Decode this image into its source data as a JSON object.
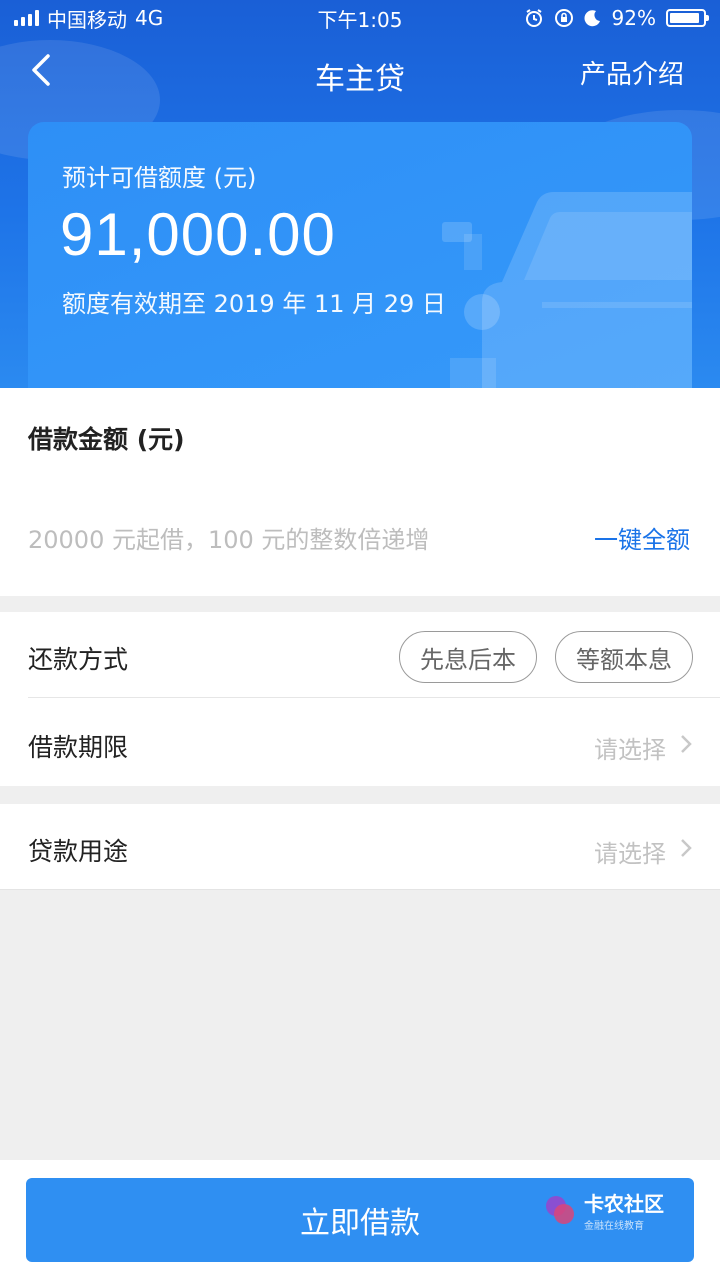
{
  "status_bar": {
    "carrier": "中国移动",
    "network": "4G",
    "time": "下午1:05",
    "battery": "92%",
    "battery_level": 0.92
  },
  "nav": {
    "title": "车主贷",
    "right_link": "产品介绍"
  },
  "credit_card": {
    "label": "预计可借额度 (元)",
    "amount": "91,000.00",
    "expiry": "额度有效期至 2019 年 11 月 29 日"
  },
  "loan_amount": {
    "title": "借款金额 (元)",
    "placeholder": "20000 元起借，100 元的整数倍递增",
    "full_amount_link": "一键全额"
  },
  "repayment": {
    "label": "还款方式",
    "options": [
      "先息后本",
      "等额本息"
    ]
  },
  "term": {
    "label": "借款期限",
    "value": "请选择"
  },
  "purpose": {
    "label": "贷款用途",
    "value": "请选择"
  },
  "submit": {
    "label": "立即借款"
  },
  "watermark": {
    "name": "卡农社区",
    "tagline": "金融在线教育"
  },
  "colors": {
    "header_blue": "#1e74e8",
    "card_blue": "#3599fa",
    "link_blue": "#1a73e8",
    "button_blue": "#2f8ff2"
  }
}
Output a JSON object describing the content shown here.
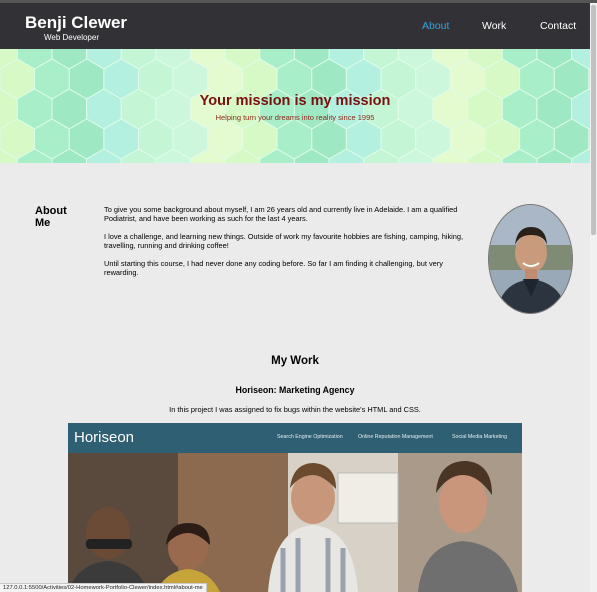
{
  "header": {
    "brand_name": "Benji Clewer",
    "brand_subtitle": "Web Developer",
    "nav": [
      {
        "label": "About",
        "active": true
      },
      {
        "label": "Work",
        "active": false
      },
      {
        "label": "Contact",
        "active": false
      }
    ]
  },
  "hero": {
    "title": "Your mission is my mission",
    "subtitle": "Helping turn your dreams into reality since 1995"
  },
  "about": {
    "heading": "About Me",
    "paragraphs": [
      "To give you some background about myself, I am 26 years old and currently live in Adelaide. I am a qualified Podiatrist, and have been working as such for the last 4 years.",
      "I love a challenge, and learning new things. Outside of work my favourite hobbies are fishing, camping, hiking, travelling, running and drinking coffee!",
      "Until starting this course, I had never done any coding before. So far I am finding it challenging, but very rewarding."
    ]
  },
  "work": {
    "heading": "My Work",
    "project": {
      "title": "Horiseon: Marketing Agency",
      "description": "In this project I was assigned to fix bugs within the website's HTML and CSS.",
      "screenshot": {
        "logo": "Horiseon",
        "nav": [
          "Search Engine Optimization",
          "Online Reputation Management",
          "Social Media Marketing"
        ]
      }
    }
  },
  "status_bar": {
    "url": "127.0.0.1:5500/Activities/02-Homework-Portfolio-Clewer/index.html#about-me"
  },
  "colors": {
    "header_bg": "#323236",
    "nav_active": "#33a3e2",
    "hero_title": "#7a0f0f",
    "page_bg": "#ebebeb",
    "horiseon_bar": "#2e5f73"
  }
}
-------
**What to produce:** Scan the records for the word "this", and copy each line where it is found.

**Output of the exercise:**
Decode this image into its source data as a JSON object.
      "Until starting this course, I had never done any coding before. So far I am finding it challenging, but very rewarding."
      "description": "In this project I was assigned to fix bugs within the website's HTML and CSS.",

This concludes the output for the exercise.